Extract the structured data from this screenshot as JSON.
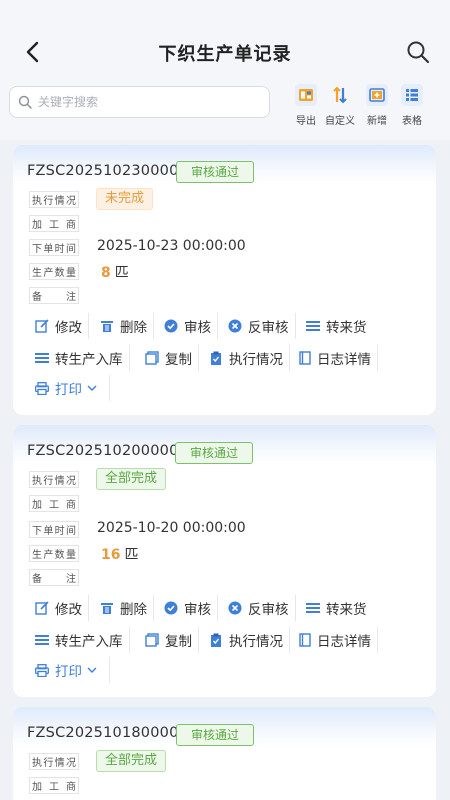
{
  "header": {
    "title": "下织生产单记录"
  },
  "search": {
    "placeholder": "关键字搜索"
  },
  "toolbar": [
    {
      "label": "导出",
      "icon": "export-icon"
    },
    {
      "label": "自定义",
      "icon": "custom-sort-icon"
    },
    {
      "label": "新增",
      "icon": "add-icon"
    },
    {
      "label": "表格",
      "icon": "table-icon"
    }
  ],
  "labels": {
    "status": "执行情况",
    "processor": "加工商",
    "order_time": "下单时间",
    "quantity": "生产数量",
    "remark": "备注"
  },
  "actions": {
    "edit": "修改",
    "delete": "删除",
    "approve": "审核",
    "unapprove": "反审核",
    "transfer_in": "转来货",
    "to_warehouse": "转生产入库",
    "copy": "复制",
    "exec_status": "执行情况",
    "log_detail": "日志详情",
    "print": "打印"
  },
  "orders": [
    {
      "code": "FZSC2025102300001",
      "approval": "审核通过",
      "status": "未完成",
      "status_color": "#e89a3c",
      "order_time": "2025-10-23 00:00:00",
      "qty": "8",
      "unit": "匹"
    },
    {
      "code": "FZSC2025102000001",
      "approval": "审核通过",
      "status": "全部完成",
      "status_color": "#5aa843",
      "order_time": "2025-10-20 00:00:00",
      "qty": "16",
      "unit": "匹"
    },
    {
      "code": "FZSC2025101800007",
      "approval": "审核通过",
      "status": "全部完成",
      "status_color": "#5aa843"
    }
  ]
}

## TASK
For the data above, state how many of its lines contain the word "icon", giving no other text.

## REPLY
4